> _EXERCISE DIRECTIONS_
The entries that follow must be given again exactly, with the pictures excluded.

> _Records from a collection_

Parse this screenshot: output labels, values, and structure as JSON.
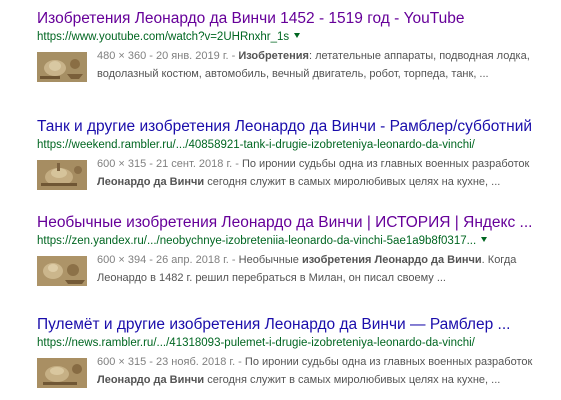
{
  "results": [
    {
      "title": "Изобретения Леонардо да Винчи 1452 - 1519 год - YouTube",
      "url": "https://www.youtube.com/watch?v=2UHRnxhr_1s",
      "has_caret": true,
      "meta": "480 × 360 - 20 янв. 2019 г. - ",
      "line1_rest": ": летательные аппараты, подводная лодка,",
      "line1_bold": "Изобретения",
      "line2": "водолазный костюм, автомобиль, вечный двигатель, робот, торпеда, танк, ..."
    },
    {
      "title": "Танк и другие изобретения Леонардо да Винчи - Рамблер/субботний",
      "url": "https://weekend.rambler.ru/.../40858921-tank-i-drugie-izobreteniya-leonardo-da-vinchi/",
      "meta": "600 × 315 - 21 сент. 2018 г. - ",
      "line1": "По иронии судьбы одна из главных военных разработок",
      "line2_bold": "Леонардо да Винчи",
      "line2_rest": " сегодня служит в самых миролюбивых целях на кухне, ..."
    },
    {
      "title": "Необычные изобретения Леонардо да Винчи | ИСТОРИЯ | Яндекс ...",
      "url": "https://zen.yandex.ru/.../neobychnye-izobreteniia-leonardo-da-vinchi-5ae1a9b8f0317...",
      "has_caret": true,
      "meta": "600 × 394 - 26 апр. 2018 г. - ",
      "line1_pre": "Необычные ",
      "line1_bold": "изобретения Леонардо да Винчи",
      "line1_post": ". Когда",
      "line2": "Леонардо в 1482 г. решил перебраться в Милан, он писал своему ..."
    },
    {
      "title": "Пулемёт и другие изобретения Леонардо да Винчи — Рамблер ...",
      "url": "https://news.rambler.ru/.../41318093-pulemet-i-drugie-izobreteniya-leonardo-da-vinchi/",
      "meta": "600 × 315 - 23 нояб. 2018 г. - ",
      "line1": "По иронии судьбы одна из главных военных разработок",
      "line2_bold": "Леонардо да Винчи",
      "line2_rest": " сегодня служит в самых миролюбивых целях на кухне, ..."
    }
  ],
  "colors": {
    "title_visited": "#660099",
    "title_unvisited": "#1a0dab",
    "url": "#006621",
    "snippet": "#545454",
    "meta": "#808080"
  },
  "icons": [
    "dropdown-caret-icon",
    "thumbnail-image"
  ]
}
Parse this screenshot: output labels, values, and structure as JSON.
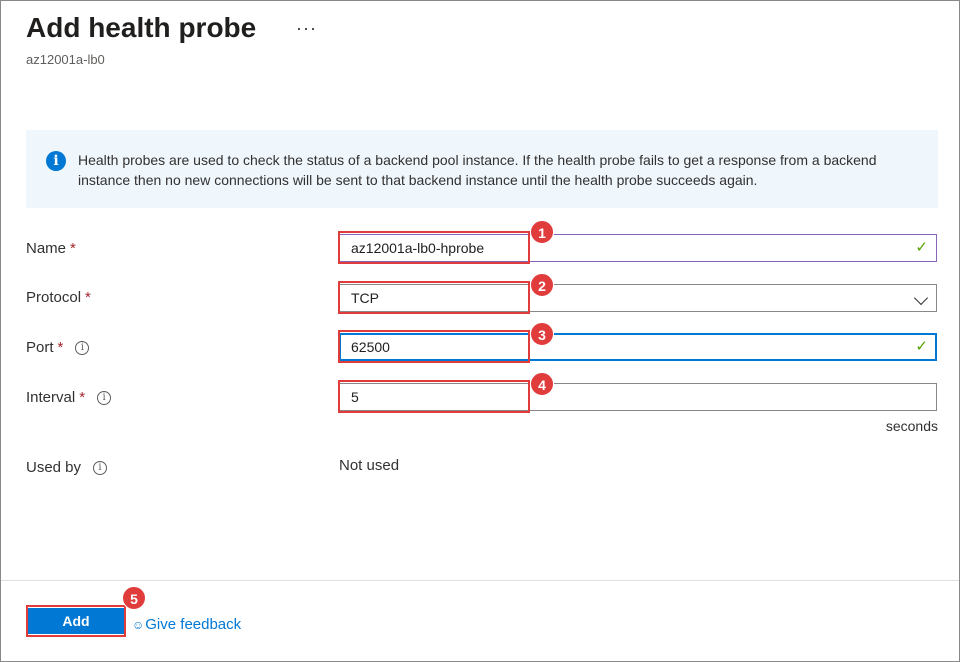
{
  "header": {
    "title": "Add health probe",
    "more_label": "···",
    "subtitle": "az12001a-lb0"
  },
  "info": {
    "icon": "info-icon",
    "text": "Health probes are used to check the status of a backend pool instance. If the health probe fails to get a response from a backend instance then no new connections will be sent to that backend instance until the health probe succeeds again."
  },
  "form": {
    "name": {
      "label": "Name",
      "required": "*",
      "value": "az12001a-lb0-hprobe",
      "valid": "✓"
    },
    "protocol": {
      "label": "Protocol",
      "required": "*",
      "value": "TCP"
    },
    "port": {
      "label": "Port",
      "required": "*",
      "info": "i",
      "value": "62500",
      "valid": "✓"
    },
    "interval": {
      "label": "Interval",
      "required": "*",
      "info": "i",
      "value": "5",
      "unit": "seconds"
    },
    "used_by": {
      "label": "Used by",
      "info": "i",
      "value": "Not used"
    }
  },
  "footer": {
    "add_label": "Add",
    "feedback_icon": "feedback-icon",
    "feedback_label": "Give feedback"
  },
  "annotations": [
    "1",
    "2",
    "3",
    "4",
    "5"
  ],
  "colors": {
    "accent": "#0078d4",
    "highlight": "#e03c3c",
    "valid": "#57a300",
    "focus_border": "#0078d4",
    "name_border": "#8764b8"
  }
}
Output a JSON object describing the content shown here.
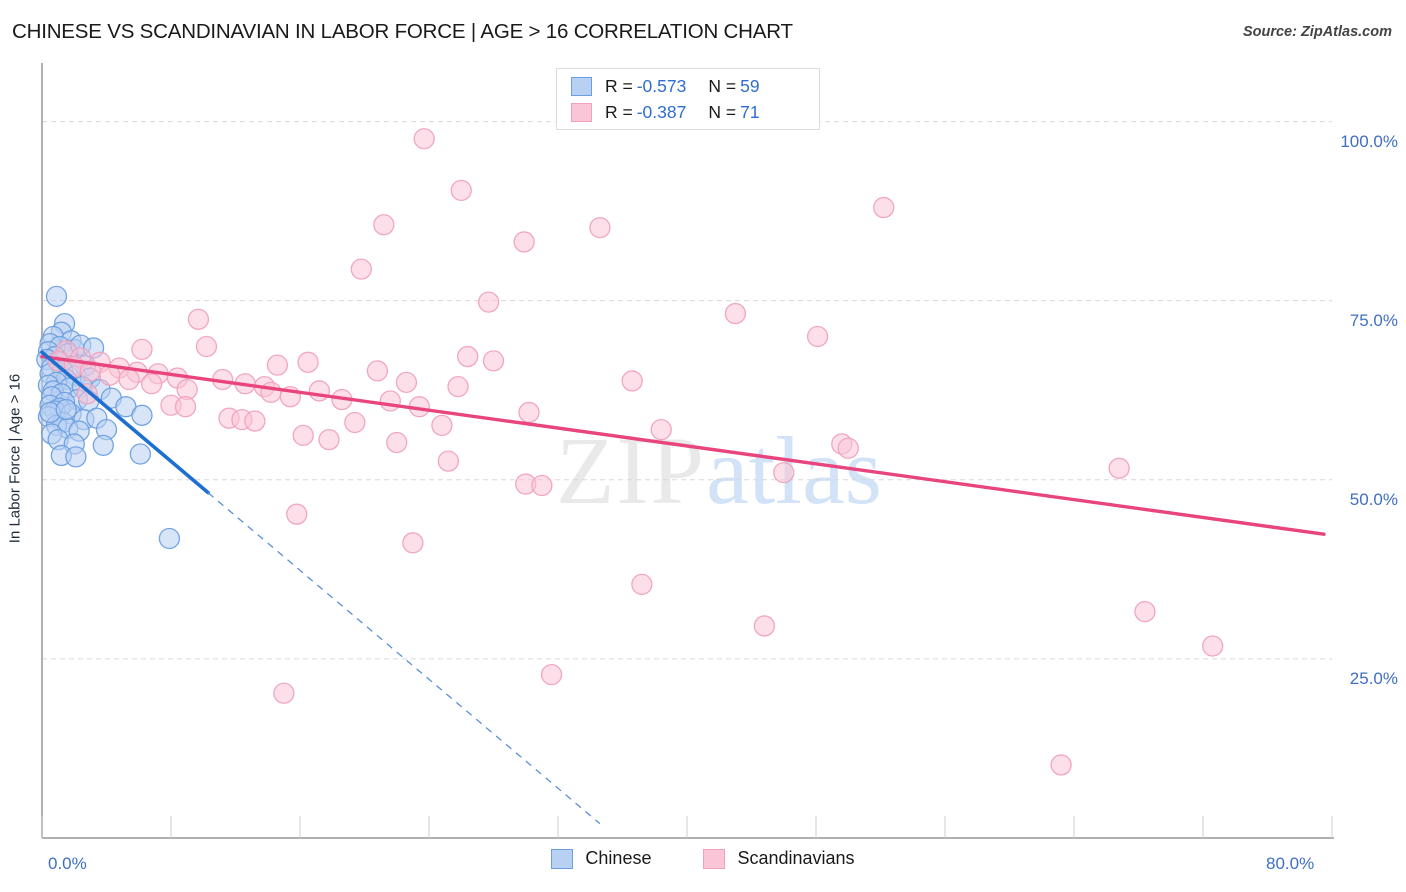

> _RESULT OF THIS EXERCISE_
Parse this screenshot: output labels, values, and structure as JSON.
{
  "results": [
    {
      "title": "Изобретения Леонардо да Винчи 1452 - 1519 год - YouTube",
      "url": "https://www.youtube.com/watch?v=2UHRnxhr_1s",
      "has_caret": true,
      "meta": "480 × 360 - 20 янв. 2019 г. - ",
      "line1_rest": ": летательные аппараты, подводная лодка,",
      "line1_bold": "Изобретения",
      "line2": "водолазный костюм, автомобиль, вечный двигатель, робот, торпеда, танк, ..."
    },
    {
      "title": "Танк и другие изобретения Леонардо да Винчи - Рамблер/субботний",
      "url": "https://weekend.rambler.ru/.../40858921-tank-i-drugie-izobreteniya-leonardo-da-vinchi/",
      "meta": "600 × 315 - 21 сент. 2018 г. - ",
      "line1": "По иронии судьбы одна из главных военных разработок",
      "line2_bold": "Леонардо да Винчи",
      "line2_rest": " сегодня служит в самых миролюбивых целях на кухне, ..."
    },
    {
      "title": "Необычные изобретения Леонардо да Винчи | ИСТОРИЯ | Яндекс ...",
      "url": "https://zen.yandex.ru/.../neobychnye-izobreteniia-leonardo-da-vinchi-5ae1a9b8f0317...",
      "has_caret": true,
      "meta": "600 × 394 - 26 апр. 2018 г. - ",
      "line1_pre": "Необычные ",
      "line1_bold": "изобретения Леонардо да Винчи",
      "line1_post": ". Когда",
      "line2": "Леонардо в 1482 г. решил перебраться в Милан, он писал своему ..."
    },
    {
      "title": "Пулемёт и другие изобретения Леонардо да Винчи — Рамблер ...",
      "url": "https://news.rambler.ru/.../41318093-pulemet-i-drugie-izobreteniya-leonardo-da-vinchi/",
      "meta": "600 × 315 - 23 нояб. 2018 г. - ",
      "line1": "По иронии судьбы одна из главных военных разработок",
      "line2_bold": "Леонардо да Винчи",
      "line2_rest": " сегодня служит в самых миролюбивых целях на кухне, ..."
    }
  ],
  "colors": {
    "title_visited": "#660099",
    "title_unvisited": "#1a0dab",
    "url": "#006621",
    "snippet": "#545454",
    "meta": "#808080"
  },
  "icons": [
    "dropdown-caret-icon",
    "thumbnail-image"
  ]
}
Parse this screenshot: output labels, values, and structure as JSON.
{
  "header": {
    "title": "Add health probe",
    "more_label": "···",
    "subtitle": "az12001a-lb0"
  },
  "info": {
    "icon": "info-icon",
    "text": "Health probes are used to check the status of a backend pool instance. If the health probe fails to get a response from a backend instance then no new connections will be sent to that backend instance until the health probe succeeds again."
  },
  "form": {
    "name": {
      "label": "Name",
      "required": "*",
      "value": "az12001a-lb0-hprobe",
      "valid": "✓"
    },
    "protocol": {
      "label": "Protocol",
      "required": "*",
      "value": "TCP"
    },
    "port": {
      "label": "Port",
      "required": "*",
      "info": "i",
      "value": "62500",
      "valid": "✓"
    },
    "interval": {
      "label": "Interval",
      "required": "*",
      "info": "i",
      "value": "5",
      "unit": "seconds"
    },
    "used_by": {
      "label": "Used by",
      "info": "i",
      "value": "Not used"
    }
  },
  "footer": {
    "add_label": "Add",
    "feedback_icon": "feedback-icon",
    "feedback_label": "Give feedback"
  },
  "annotations": [
    "1",
    "2",
    "3",
    "4",
    "5"
  ],
  "colors": {
    "accent": "#0078d4",
    "highlight": "#e03c3c",
    "valid": "#57a300",
    "focus_border": "#0078d4",
    "name_border": "#8764b8"
  }
}
Output a JSON object describing the content shown here.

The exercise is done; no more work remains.